Polestar is using its new Precept concept to explore two areas. The first is about make the whole car greener - not just the drivetrain - as well as expanding on the integration and control that comes from the Google system it runs.
Polestar is keen to point out that this isn't just a concept car, but it's a real prequel to the launch of future Polestar vehicles. "The car is a response to the clear challenges our society and industry face. This is not a dream of a distant future, Polestar Precept previews future vehicles and shows how we will apply innovation to minimise our environmental impact," said Thomas Ingenlath, CEO of Polestar.
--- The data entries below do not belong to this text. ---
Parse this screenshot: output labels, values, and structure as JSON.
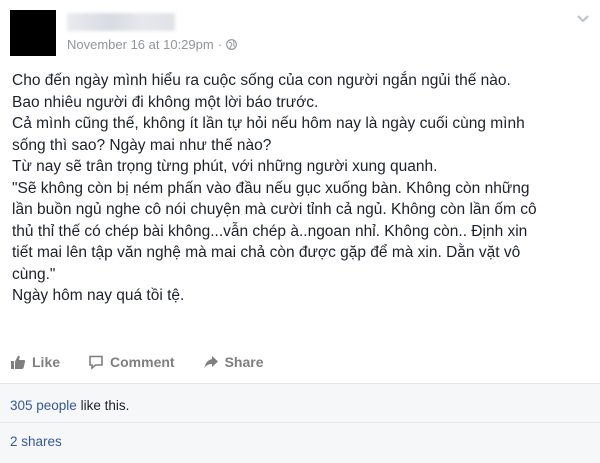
{
  "post": {
    "timestamp": "November 16 at 10:29pm",
    "separator": "·",
    "body_lines": [
      "Cho đến ngày mình hiểu ra cuộc sống của con người ngắn ngủi thế nào.",
      "Bao nhiêu người đi không một lời báo trước.",
      "Cả mình cũng thế, không ít lần tự hỏi nếu hôm nay là ngày cuối cùng mình",
      "sống thì sao? Ngày mai như thế nào?",
      "Từ nay sẽ trân trọng từng phút, với những người xung quanh.",
      "\"Sẽ không còn bị ném phấn vào đầu nếu gục xuống bàn. Không còn những",
      "lần buồn ngủ nghe cô nói chuyện mà cười tỉnh cả ngủ. Không còn lần ốm cô",
      "thủ thỉ thế có chép bài không...vẫn chép à..ngoan nhỉ. Không còn.. Định xin",
      "tiết mai lên tập văn nghệ mà mai chả còn được gặp để mà xin. Dằn vặt vô",
      "cùng.\"",
      "Ngày hôm nay quá tồi tệ."
    ]
  },
  "actions": {
    "like_label": "Like",
    "comment_label": "Comment",
    "share_label": "Share"
  },
  "summary": {
    "likes_count_link": "305 people",
    "likes_suffix": " like this.",
    "shares_label": "2 shares"
  },
  "icons": {
    "globe": "globe-icon",
    "chevron": "chevron-down-icon",
    "like": "thumbs-up-icon",
    "comment": "comment-bubble-icon",
    "share": "share-arrow-icon"
  },
  "colors": {
    "link": "#365899",
    "meta_text": "#90949c",
    "action_text": "#7f7f7f",
    "body_text": "#1d2129",
    "summary_bg": "#f6f7f9"
  }
}
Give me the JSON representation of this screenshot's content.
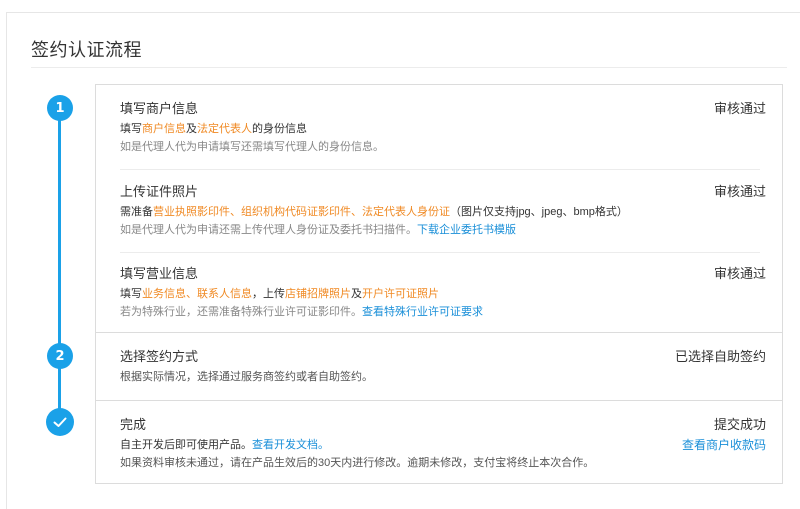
{
  "page": {
    "title": "签约认证流程"
  },
  "steps": [
    {
      "number": "1"
    },
    {
      "number": "2"
    },
    {
      "icon": "check-icon"
    }
  ],
  "step1": {
    "merchant_info": {
      "title": "填写商户信息",
      "status": "审核通过",
      "line1": [
        "填写",
        "商户信息",
        "及",
        "法定代表人",
        "的身份信息"
      ],
      "line2": "如是代理人代为申请填写还需填写代理人的身份信息。"
    },
    "documents": {
      "title": "上传证件照片",
      "status": "审核通过",
      "line1": [
        "需准备",
        "营业执照影印件",
        "、",
        "组织机构代码证影印件",
        "、",
        "法定代表人身份证",
        "（图片仅支持jpg、jpeg、bmp格式）"
      ],
      "line2_text": "如是代理人代为申请还需上传代理人身份证及委托书扫描件。",
      "line2_link": "下载企业委托书模版"
    },
    "business_info": {
      "title": "填写营业信息",
      "status": "审核通过",
      "line1": [
        "填写",
        "业务信息",
        "、",
        "联系人信息",
        "，上传",
        "店铺招牌照片",
        "及",
        "开户许可证照片"
      ],
      "line2_text": "若为特殊行业，还需准备特殊行业许可证影印件。",
      "line2_link": "查看特殊行业许可证要求"
    }
  },
  "step2": {
    "title": "选择签约方式",
    "status": "已选择自助签约",
    "line1": "根据实际情况，选择通过服务商签约或者自助签约。"
  },
  "step3": {
    "title": "完成",
    "status": "提交成功",
    "status_link": "查看商户收款码",
    "line1_text": "自主开发后即可使用产品。",
    "line1_link": "查看开发文档。",
    "line2": "如果资料审核未通过，请在产品生效后的30天内进行修改。逾期未修改，支付宝将终止本次合作。"
  },
  "colors": {
    "accent": "#1aa1e8",
    "highlight": "#f08a24",
    "link": "#1a8fd8"
  }
}
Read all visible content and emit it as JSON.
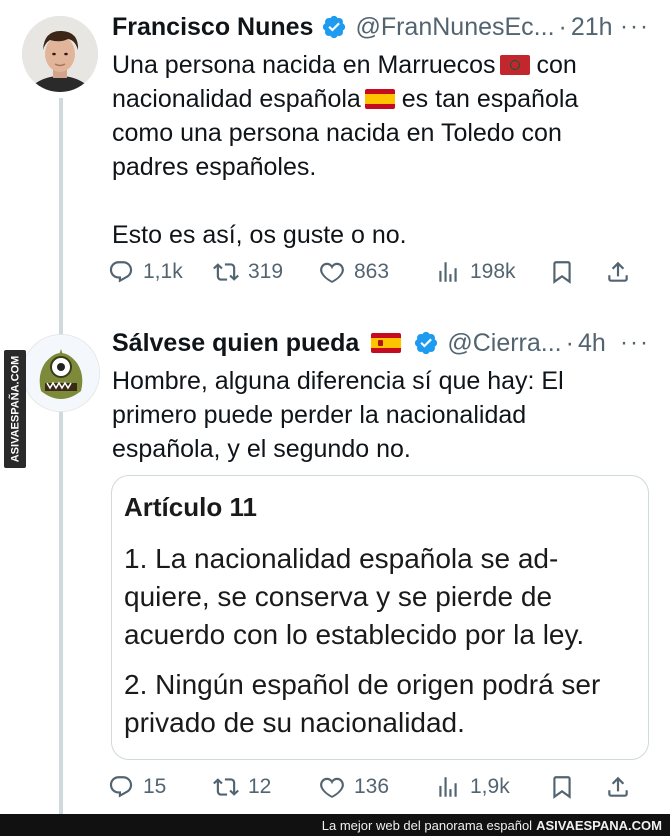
{
  "tweet1": {
    "name": "Francisco Nunes",
    "handle": "@FranNunesEc...",
    "separator": "·",
    "time": "21h",
    "more": "···",
    "line1_pre": "Una persona nacida en Marruecos",
    "line1_post": " con",
    "line2_pre": "nacionalidad española",
    "line2_post": " es tan española",
    "line3": "como una persona nacida en Toledo con",
    "line4": "padres españoles.",
    "line5": "Esto es así, os guste o no.",
    "stats": {
      "replies": "1,1k",
      "retweets": "319",
      "likes": "863",
      "views": "198k"
    }
  },
  "tweet2": {
    "name": "Sálvese quien pueda",
    "handle": "@Cierra...",
    "separator": "·",
    "time": "4h",
    "more": "···",
    "line1": "Hombre, alguna diferencia sí que hay: El",
    "line2": "primero puede perder la nacionalidad",
    "line3": "española, y el segundo no.",
    "card": {
      "title": "Artículo 11",
      "p1_l1": "1. La nacionalidad española se ad-",
      "p1_l2": "quiere, se conserva y se pierde de",
      "p1_l3": "acuerdo con lo establecido por la ley.",
      "p2_l1": "2. Ningún español de origen podrá ser",
      "p2_l2": "privado de su nacionalidad."
    },
    "stats": {
      "replies": "15",
      "retweets": "12",
      "likes": "136",
      "views": "1,9k"
    }
  },
  "watermark": {
    "side_text": "ASIVAESPAÑA.COM",
    "footer_text": "La mejor web del panorama español",
    "footer_brand": "ASIVAESPANA.COM"
  },
  "colors": {
    "text": "#0f1419",
    "muted": "#536471",
    "verified": "#1d9bf0",
    "divider": "#cfd9de"
  },
  "icons": [
    "reply-icon",
    "retweet-icon",
    "like-icon",
    "views-icon",
    "bookmark-icon",
    "share-icon",
    "verified-icon",
    "flag-morocco-icon",
    "flag-spain-icon"
  ]
}
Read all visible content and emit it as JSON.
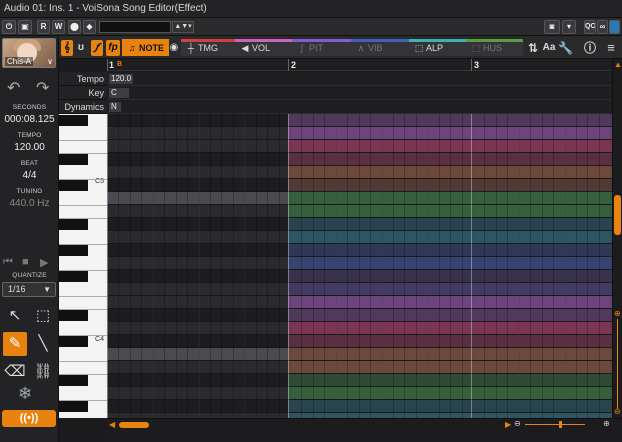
{
  "window": {
    "title": "Audio 01: Ins. 1 - VoiSona Song Editor(Effect)"
  },
  "toolbar": {
    "read_label": "R",
    "write_label": "W",
    "track_name": ""
  },
  "singer": {
    "name": "Chis-A"
  },
  "left_panel": {
    "seconds_label": "SECONDS",
    "seconds_value": "000:08.125",
    "tempo_label": "TEMPO",
    "tempo_value": "120.00",
    "beat_label": "BEAT",
    "beat_value": "4/4",
    "tuning_label": "TUNING",
    "tuning_value": "440.0 Hz",
    "quantize_label": "QUANTIZE",
    "quantize_value": "1/16"
  },
  "param_tabs": [
    {
      "label": "NOTE",
      "glyph": "𝅘𝅥𝅮",
      "color": "#e8830f",
      "active": true
    },
    {
      "label": "TMG",
      "glyph": "┼",
      "color": "#d04040"
    },
    {
      "label": "VOL",
      "glyph": "◀",
      "color": "#d060c0"
    },
    {
      "label": "PIT",
      "glyph": "∫",
      "color": "#8060d0"
    },
    {
      "label": "VIB",
      "glyph": "∧",
      "color": "#4060c0"
    },
    {
      "label": "ALP",
      "glyph": "⬚",
      "color": "#40b0b0"
    },
    {
      "label": "HUS",
      "glyph": "⬚",
      "color": "#5a9a40"
    }
  ],
  "ruler": {
    "measures": [
      "1",
      "2",
      "3"
    ],
    "marker": "B"
  },
  "tracks": {
    "tempo_label": "Tempo",
    "tempo_value": "120.0",
    "key_label": "Key",
    "key_value": "C",
    "dynamics_label": "Dynamics",
    "dynamics_value": "N"
  },
  "keyboard": {
    "c5_label": "C5",
    "c4_label": "C4"
  },
  "colors": {
    "accent": "#e8830f",
    "bands": [
      "#7a4a8a",
      "#8a3a5a",
      "#7a5040",
      "#3a6a40",
      "#2f6070",
      "#3a4a80",
      "#4a4070"
    ]
  }
}
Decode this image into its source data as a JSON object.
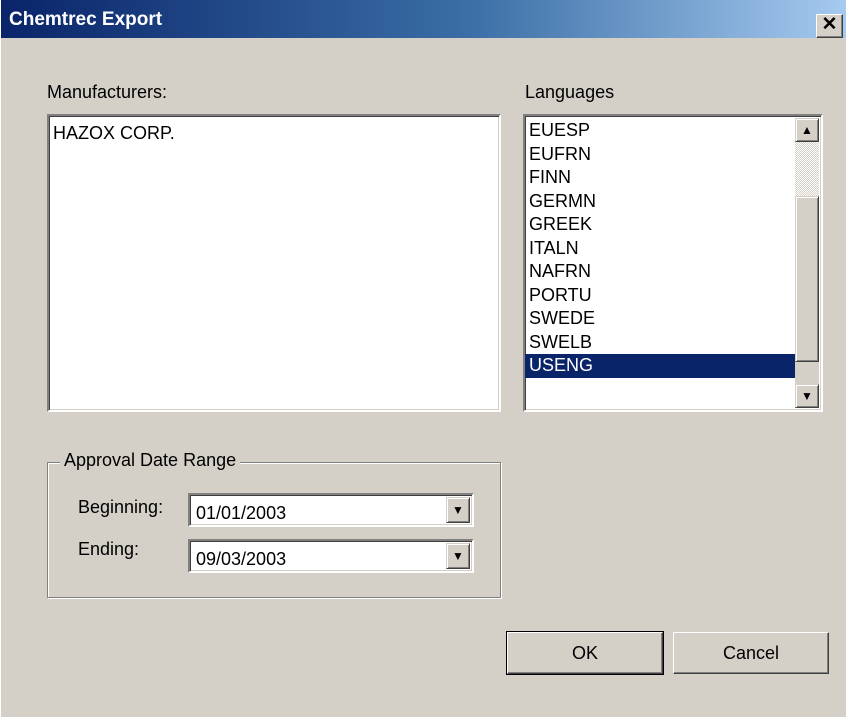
{
  "window": {
    "title": "Chemtrec Export",
    "close_glyph": "✕"
  },
  "manufacturers": {
    "label": "Manufacturers:",
    "items": [
      "HAZOX CORP."
    ]
  },
  "languages": {
    "label": "Languages",
    "items": [
      "EUESP",
      "EUFRN",
      "FINN",
      "GERMN",
      "GREEK",
      "ITALN",
      "NAFRN",
      "PORTU",
      "SWEDE",
      "SWELB",
      "USENG"
    ],
    "selected": "USENG",
    "scroll_up_glyph": "▲",
    "scroll_down_glyph": "▼"
  },
  "approval_date_range": {
    "legend": "Approval Date Range",
    "beginning_label": "Beginning:",
    "beginning_value": "01/01/2003",
    "ending_label": "Ending:",
    "ending_value": "09/03/2003",
    "dropdown_glyph": "▼"
  },
  "buttons": {
    "ok": "OK",
    "cancel": "Cancel"
  },
  "colors": {
    "title_start": "#0a246a",
    "title_end": "#a6caf0",
    "selection": "#0a246a",
    "face": "#d4d0c8"
  }
}
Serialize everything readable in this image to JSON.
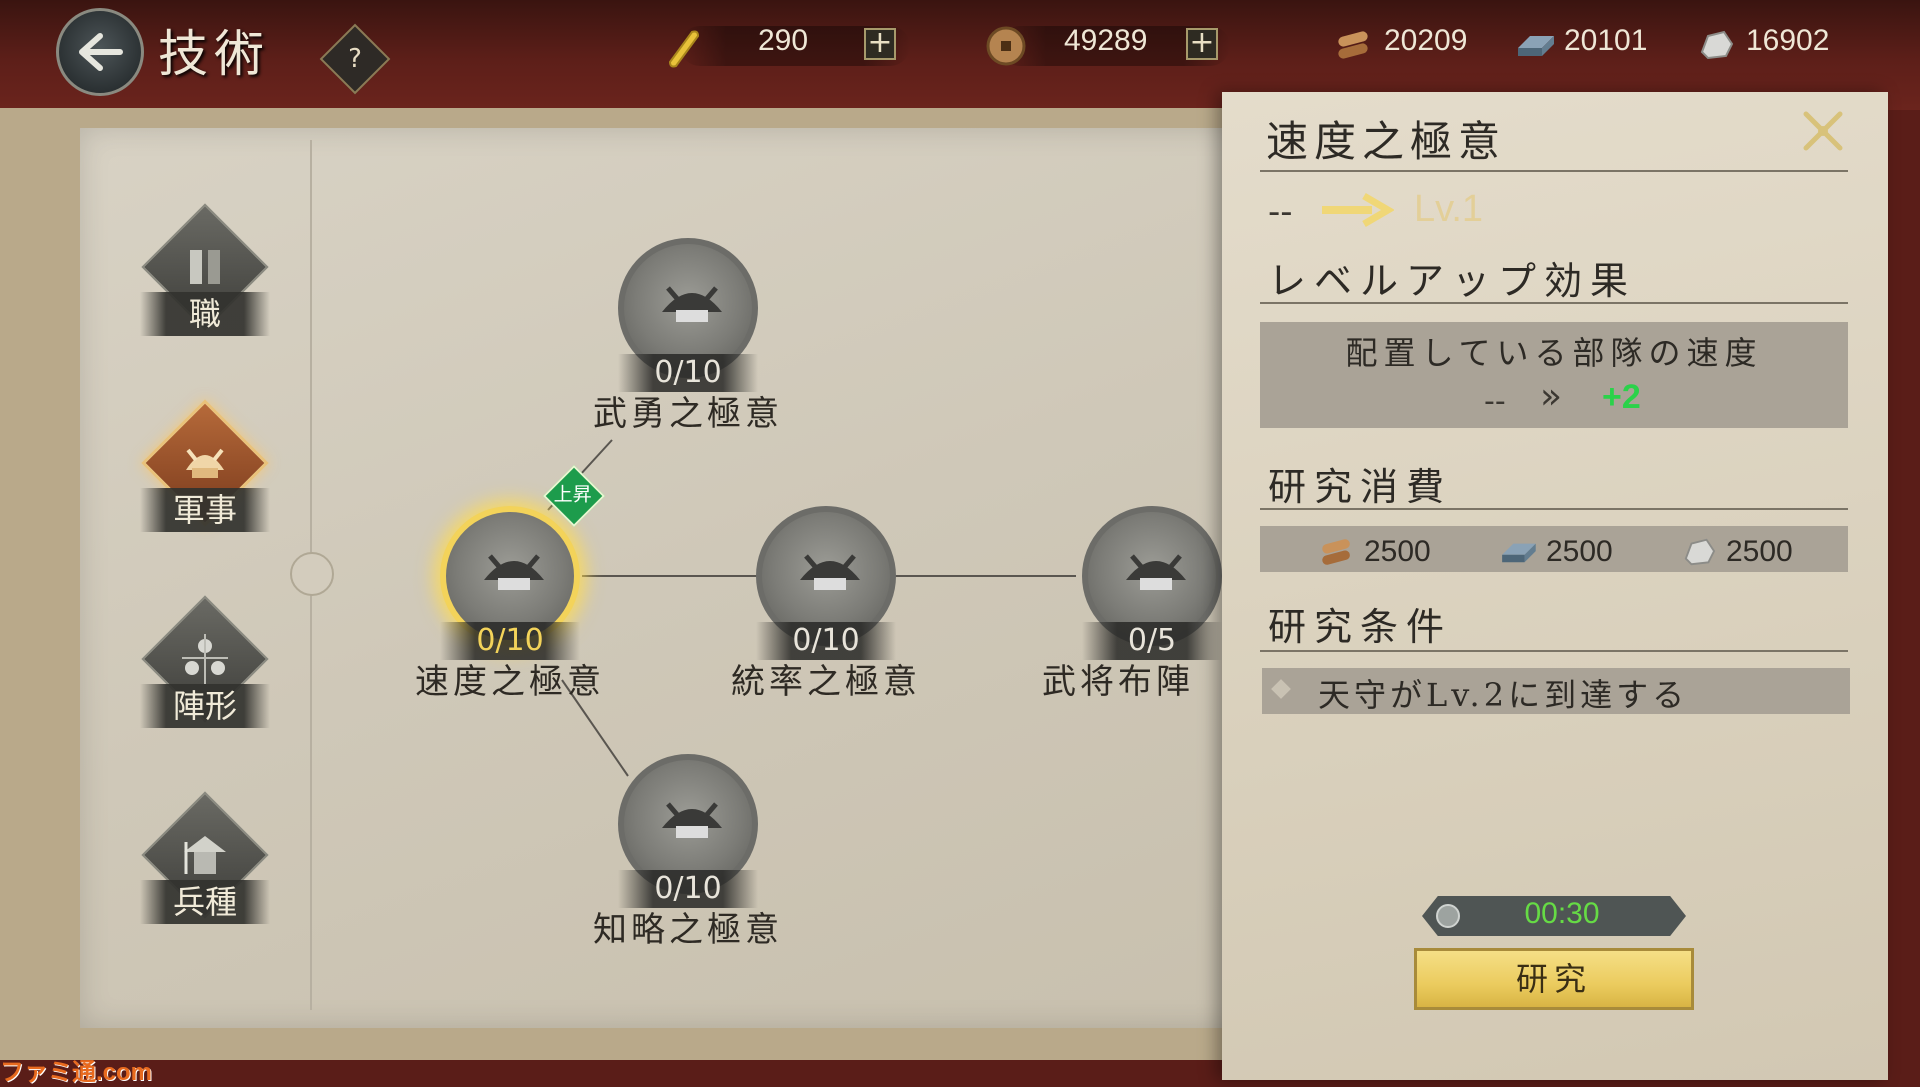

One of the areas getting the attention is the interior of this four-door grand coupé. Polestar has used flax-based composites, saying that there's an 80 per cent reduction in plastic use and a 50 per cent reduction in weight in the interior panels.
The green story continues, with the seat fabrics made from recycled plastic bottles and the carpets manufactured from reclaimed fishing nets.
There's plenty of tech loaded into this car too, from the nose of the car, where Polestar isn't talking about a "grille" but talking about a "SmartZone" instead, saying that this part of the car transforms from breathing to seeing - a common twist that's applied to electric cars.
Behind it sits the car's radar, while the lidar pod sits on the roof, a nod to future autonomous driving skills. The wing mirrors give way to cameras - something that's already a reality on the Audi e-tron and Honda e - while the rear of the car sees a light blade spanning the back.
Turn to the interior and you have a portrait-orientated 15-inch display in the centre of the car, while the driver gets a 12-inch display. This is where Polestar's collaboration with Google swings in, as Google is powering the whole of the experience, not just sitting as an optional layer on the top of an existing platform.
- Future electric cars: Upcoming battery-powered cars that will be on the roads within the next 5 years
What's interesting is that Polestar wanted to take this further than using Google Maps and Google Assistant natively, into deeper customisation, so that everything is linked to an individual to be completely personalised.
There's talk of enabling video content when the car is parked or charging - something that Tesla recently introduced.
But the interesting vision of the future is a closer integration of driver and machine. Using sensors, the car will be able to sense when the displays are distracting you. They will be able to dim when not in use and then using eye detection can illuminate when you look at them.
It's an exciting look at a future EV, but what we're really waiting for, however, is for the Polestar 2 to get itself on the road and into the hands of customers - which is expected some time in 2020.